(Extracted data entries)
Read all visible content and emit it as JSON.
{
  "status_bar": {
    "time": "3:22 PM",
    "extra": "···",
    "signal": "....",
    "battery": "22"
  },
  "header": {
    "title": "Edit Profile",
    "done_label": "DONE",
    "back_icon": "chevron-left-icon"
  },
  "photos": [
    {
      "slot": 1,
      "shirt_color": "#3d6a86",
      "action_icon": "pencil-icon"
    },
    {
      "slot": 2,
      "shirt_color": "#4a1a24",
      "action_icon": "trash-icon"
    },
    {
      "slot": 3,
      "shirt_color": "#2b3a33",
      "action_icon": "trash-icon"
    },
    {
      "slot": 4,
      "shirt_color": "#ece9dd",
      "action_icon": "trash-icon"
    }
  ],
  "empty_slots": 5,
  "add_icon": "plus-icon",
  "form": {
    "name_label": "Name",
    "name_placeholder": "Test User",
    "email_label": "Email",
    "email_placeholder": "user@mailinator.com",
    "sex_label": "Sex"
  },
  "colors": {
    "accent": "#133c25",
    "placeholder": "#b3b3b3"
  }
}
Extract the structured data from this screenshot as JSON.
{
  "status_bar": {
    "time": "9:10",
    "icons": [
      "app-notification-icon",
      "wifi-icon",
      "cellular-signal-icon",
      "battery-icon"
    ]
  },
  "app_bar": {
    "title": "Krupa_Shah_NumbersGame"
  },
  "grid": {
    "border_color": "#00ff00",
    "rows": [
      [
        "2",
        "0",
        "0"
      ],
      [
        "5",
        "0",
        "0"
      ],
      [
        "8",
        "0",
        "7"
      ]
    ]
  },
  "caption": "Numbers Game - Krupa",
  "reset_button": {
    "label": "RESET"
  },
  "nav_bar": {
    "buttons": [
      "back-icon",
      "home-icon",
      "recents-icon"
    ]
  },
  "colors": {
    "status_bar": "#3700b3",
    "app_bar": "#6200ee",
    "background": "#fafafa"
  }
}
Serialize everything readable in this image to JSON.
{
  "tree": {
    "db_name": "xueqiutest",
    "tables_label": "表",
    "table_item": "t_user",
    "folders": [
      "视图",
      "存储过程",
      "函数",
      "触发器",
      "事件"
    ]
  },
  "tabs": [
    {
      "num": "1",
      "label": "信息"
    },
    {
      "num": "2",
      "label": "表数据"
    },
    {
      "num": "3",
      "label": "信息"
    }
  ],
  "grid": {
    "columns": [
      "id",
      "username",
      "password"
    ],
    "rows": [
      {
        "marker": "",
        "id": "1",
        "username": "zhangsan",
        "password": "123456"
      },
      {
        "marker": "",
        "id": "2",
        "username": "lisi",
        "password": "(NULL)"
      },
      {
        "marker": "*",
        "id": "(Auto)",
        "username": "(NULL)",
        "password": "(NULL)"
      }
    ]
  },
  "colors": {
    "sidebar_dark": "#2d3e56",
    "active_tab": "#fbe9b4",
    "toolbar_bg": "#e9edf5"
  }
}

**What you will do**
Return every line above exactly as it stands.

**Your response**
Read all visible content and emit it as JSON.
{
  "status_bar": {
    "time": "3:22 PM",
    "extra": "···",
    "signal": "....",
    "battery": "22"
  },
  "header": {
    "title": "Edit Profile",
    "done_label": "DONE",
    "back_icon": "chevron-left-icon"
  },
  "photos": [
    {
      "slot": 1,
      "shirt_color": "#3d6a86",
      "action_icon": "pencil-icon"
    },
    {
      "slot": 2,
      "shirt_color": "#4a1a24",
      "action_icon": "trash-icon"
    },
    {
      "slot": 3,
      "shirt_color": "#2b3a33",
      "action_icon": "trash-icon"
    },
    {
      "slot": 4,
      "shirt_color": "#ece9dd",
      "action_icon": "trash-icon"
    }
  ],
  "empty_slots": 5,
  "add_icon": "plus-icon",
  "form": {
    "name_label": "Name",
    "name_placeholder": "Test User",
    "email_label": "Email",
    "email_placeholder": "user@mailinator.com",
    "sex_label": "Sex"
  },
  "colors": {
    "accent": "#133c25",
    "placeholder": "#b3b3b3"
  }
}
Extract the structured data from this screenshot as JSON.
{
  "status_bar": {
    "time": "9:10",
    "icons": [
      "app-notification-icon",
      "wifi-icon",
      "cellular-signal-icon",
      "battery-icon"
    ]
  },
  "app_bar": {
    "title": "Krupa_Shah_NumbersGame"
  },
  "grid": {
    "border_color": "#00ff00",
    "rows": [
      [
        "2",
        "0",
        "0"
      ],
      [
        "5",
        "0",
        "0"
      ],
      [
        "8",
        "0",
        "7"
      ]
    ]
  },
  "caption": "Numbers Game - Krupa",
  "reset_button": {
    "label": "RESET"
  },
  "nav_bar": {
    "buttons": [
      "back-icon",
      "home-icon",
      "recents-icon"
    ]
  },
  "colors": {
    "status_bar": "#3700b3",
    "app_bar": "#6200ee",
    "background": "#fafafa"
  }
}
Serialize everything readable in this image to JSON.
{
  "tree": {
    "db_name": "xueqiutest",
    "tables_label": "表",
    "table_item": "t_user",
    "folders": [
      "视图",
      "存储过程",
      "函数",
      "触发器",
      "事件"
    ]
  },
  "tabs": [
    {
      "num": "1",
      "label": "信息"
    },
    {
      "num": "2",
      "label": "表数据"
    },
    {
      "num": "3",
      "label": "信息"
    }
  ],
  "grid": {
    "columns": [
      "id",
      "username",
      "password"
    ],
    "rows": [
      {
        "marker": "",
        "id": "1",
        "username": "zhangsan",
        "password": "123456"
      },
      {
        "marker": "",
        "id": "2",
        "username": "lisi",
        "password": "(NULL)"
      },
      {
        "marker": "*",
        "id": "(Auto)",
        "username": "(NULL)",
        "password": "(NULL)"
      }
    ]
  },
  "colors": {
    "sidebar_dark": "#2d3e56",
    "active_tab": "#fbe9b4",
    "toolbar_bg": "#e9edf5"
  }
}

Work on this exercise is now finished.